No Friends? Missing Frasier? Lost without Sex and the City? Well, MTV is about to give us New York’s PoweR Girls. I fear this will provide a further boost to the numbers applying to study public relations. (Thanks to Tom Murphy for spotting this key PR industry development.)

Meanwhile, lest you think us all flakes and air heads, meet three of our PowerR students.

There’s Bettina; she’s from Norway and is a fan of the Beatles. There’s Rachael; she has food on her mind. There’s Lucy, who wants you to know that university’s not just about work, it’s fun too. And Joanna, who is now relaxing after her exams.

Press, participation and young people

25 Nov

Shel Holtz points to studies showing that young people don’t buy newspapers. I suspect that the newspaper buying habit comes with a settled life: commuters and home workers find them more valuable than students, who are still largely creating their own entertainment, gossip and issues.

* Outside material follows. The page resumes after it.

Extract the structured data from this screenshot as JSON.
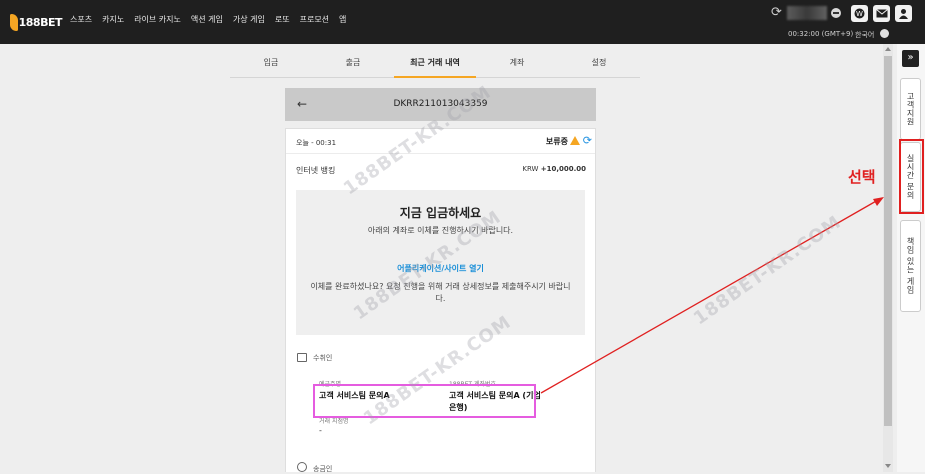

Yet it’s our job as PR practitioners and academics to encourage a newsreading habit. I start with a simple task: I require each first year student to get a letter, in their name, in a newspaper. (I’m aware of the potential ethical problem, which is why the student’s letter has to be in their name on a subject of their choice and sent to a newspaper they have picked.)

Watching the connection being made between cause (letter) and effect (words in print) – and noting the responses of the many people who do read and take note of newspapers is very encouraging (and a good start point for understanding media relations). One student tells how she was stopped several times in the street in her home town by people who remembered her and who had read her letter in the evening paper. Never underestimate the power of the press.

Frontline online

16 Nov

For those who missed it, Douglas Rushkoff’s TV programme The Persuaders is now available online.